> **Required work**
Tally up the lines below that carry the word "title", answering with the figure alone.

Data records
***
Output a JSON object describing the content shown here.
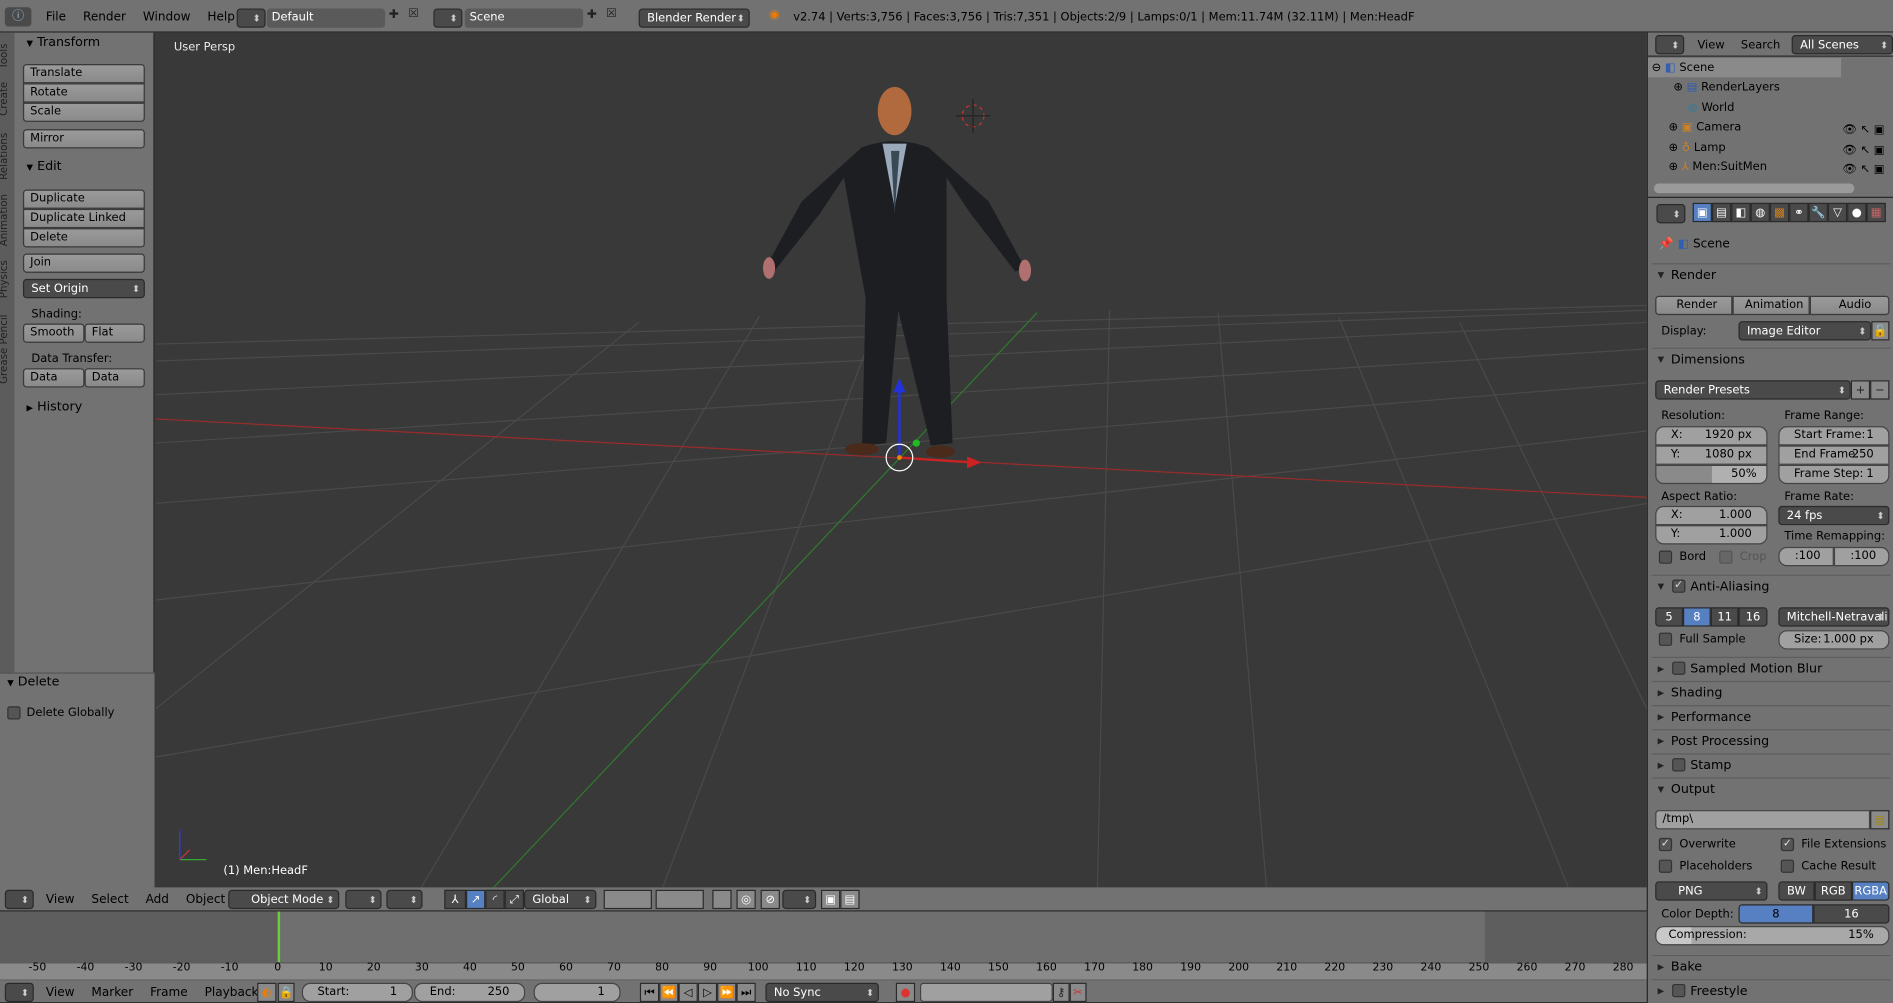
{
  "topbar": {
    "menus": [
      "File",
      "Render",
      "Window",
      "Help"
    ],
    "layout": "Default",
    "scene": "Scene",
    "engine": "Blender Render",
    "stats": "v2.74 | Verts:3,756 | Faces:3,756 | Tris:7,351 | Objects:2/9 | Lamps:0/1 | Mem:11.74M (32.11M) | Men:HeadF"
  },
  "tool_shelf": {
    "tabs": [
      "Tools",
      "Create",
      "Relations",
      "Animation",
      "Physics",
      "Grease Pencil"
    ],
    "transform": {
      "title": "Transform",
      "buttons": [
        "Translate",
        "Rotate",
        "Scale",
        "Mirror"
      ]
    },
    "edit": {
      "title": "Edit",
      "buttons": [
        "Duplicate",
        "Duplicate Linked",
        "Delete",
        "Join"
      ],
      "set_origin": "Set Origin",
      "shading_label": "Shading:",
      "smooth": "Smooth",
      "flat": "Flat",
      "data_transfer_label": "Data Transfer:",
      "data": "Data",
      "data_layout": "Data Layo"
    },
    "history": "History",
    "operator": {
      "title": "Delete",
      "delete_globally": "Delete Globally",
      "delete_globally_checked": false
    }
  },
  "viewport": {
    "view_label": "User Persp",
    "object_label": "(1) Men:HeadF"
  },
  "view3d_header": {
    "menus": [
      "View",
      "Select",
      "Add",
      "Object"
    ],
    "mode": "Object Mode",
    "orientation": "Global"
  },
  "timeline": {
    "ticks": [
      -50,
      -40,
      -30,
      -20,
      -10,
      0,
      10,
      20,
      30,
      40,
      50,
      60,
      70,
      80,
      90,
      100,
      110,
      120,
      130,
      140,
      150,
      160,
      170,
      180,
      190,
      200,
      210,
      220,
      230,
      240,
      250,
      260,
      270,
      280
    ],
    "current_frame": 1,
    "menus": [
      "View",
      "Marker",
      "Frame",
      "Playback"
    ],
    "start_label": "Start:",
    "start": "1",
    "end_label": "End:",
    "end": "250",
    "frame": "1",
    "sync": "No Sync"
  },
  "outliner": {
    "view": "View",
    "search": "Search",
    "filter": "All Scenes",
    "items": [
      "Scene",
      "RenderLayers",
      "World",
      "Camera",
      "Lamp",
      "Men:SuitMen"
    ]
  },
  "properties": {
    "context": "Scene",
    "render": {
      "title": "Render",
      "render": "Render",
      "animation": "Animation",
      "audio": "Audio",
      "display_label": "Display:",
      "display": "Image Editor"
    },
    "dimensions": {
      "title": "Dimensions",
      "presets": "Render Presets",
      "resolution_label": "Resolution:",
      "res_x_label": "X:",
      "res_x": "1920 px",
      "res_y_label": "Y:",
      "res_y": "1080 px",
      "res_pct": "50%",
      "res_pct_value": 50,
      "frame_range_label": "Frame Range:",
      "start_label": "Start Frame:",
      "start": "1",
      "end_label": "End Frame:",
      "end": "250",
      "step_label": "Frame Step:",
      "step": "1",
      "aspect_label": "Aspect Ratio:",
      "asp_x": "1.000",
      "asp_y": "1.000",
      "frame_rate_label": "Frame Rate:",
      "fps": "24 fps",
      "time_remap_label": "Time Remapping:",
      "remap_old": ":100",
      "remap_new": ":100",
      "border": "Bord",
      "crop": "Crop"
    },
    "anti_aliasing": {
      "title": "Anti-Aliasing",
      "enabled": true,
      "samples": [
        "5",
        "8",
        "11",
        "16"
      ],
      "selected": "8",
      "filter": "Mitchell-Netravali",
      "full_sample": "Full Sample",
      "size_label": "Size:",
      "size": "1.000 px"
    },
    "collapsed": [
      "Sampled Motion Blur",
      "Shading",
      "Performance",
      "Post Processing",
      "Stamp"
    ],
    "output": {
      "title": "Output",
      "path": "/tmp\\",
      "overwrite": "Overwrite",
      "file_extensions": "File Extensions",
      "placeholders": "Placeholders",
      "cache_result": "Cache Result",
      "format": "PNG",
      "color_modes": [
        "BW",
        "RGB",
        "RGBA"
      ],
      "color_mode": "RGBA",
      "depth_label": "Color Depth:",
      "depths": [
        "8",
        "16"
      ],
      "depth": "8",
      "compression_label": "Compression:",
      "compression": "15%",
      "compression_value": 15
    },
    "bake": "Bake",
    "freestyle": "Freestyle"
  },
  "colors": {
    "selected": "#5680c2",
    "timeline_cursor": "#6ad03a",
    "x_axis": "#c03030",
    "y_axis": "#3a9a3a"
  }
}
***
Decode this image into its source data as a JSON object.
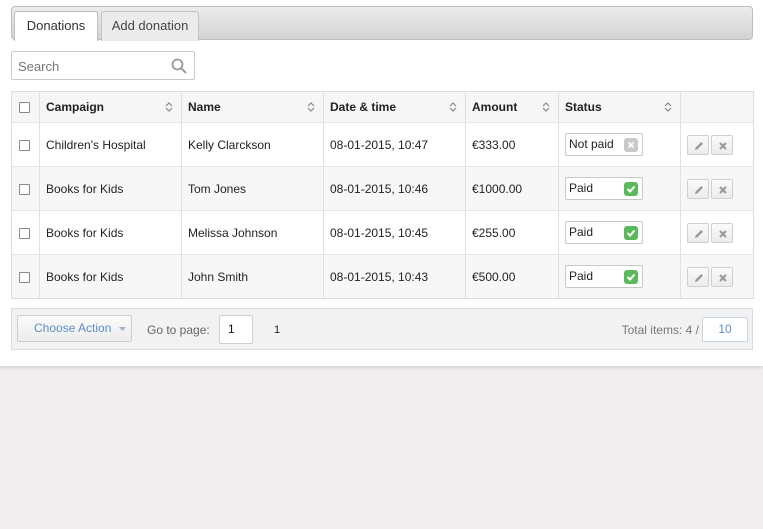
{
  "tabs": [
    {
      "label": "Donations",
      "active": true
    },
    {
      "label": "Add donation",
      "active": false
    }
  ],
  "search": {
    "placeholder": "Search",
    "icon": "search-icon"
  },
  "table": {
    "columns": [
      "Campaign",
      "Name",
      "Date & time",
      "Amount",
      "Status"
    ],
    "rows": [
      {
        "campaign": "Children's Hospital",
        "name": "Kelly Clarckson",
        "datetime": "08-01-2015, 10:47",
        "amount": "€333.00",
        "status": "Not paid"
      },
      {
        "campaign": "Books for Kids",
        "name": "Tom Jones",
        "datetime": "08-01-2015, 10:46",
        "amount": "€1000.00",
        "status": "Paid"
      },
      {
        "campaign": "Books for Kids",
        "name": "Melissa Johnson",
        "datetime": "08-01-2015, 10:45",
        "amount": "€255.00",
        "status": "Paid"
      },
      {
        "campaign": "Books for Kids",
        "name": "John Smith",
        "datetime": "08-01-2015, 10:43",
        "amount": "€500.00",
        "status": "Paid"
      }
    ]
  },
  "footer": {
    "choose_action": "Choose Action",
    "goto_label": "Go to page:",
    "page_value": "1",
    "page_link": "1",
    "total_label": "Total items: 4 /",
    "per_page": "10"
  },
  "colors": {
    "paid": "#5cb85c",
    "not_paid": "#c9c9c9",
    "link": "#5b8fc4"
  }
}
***
> **Reply**
7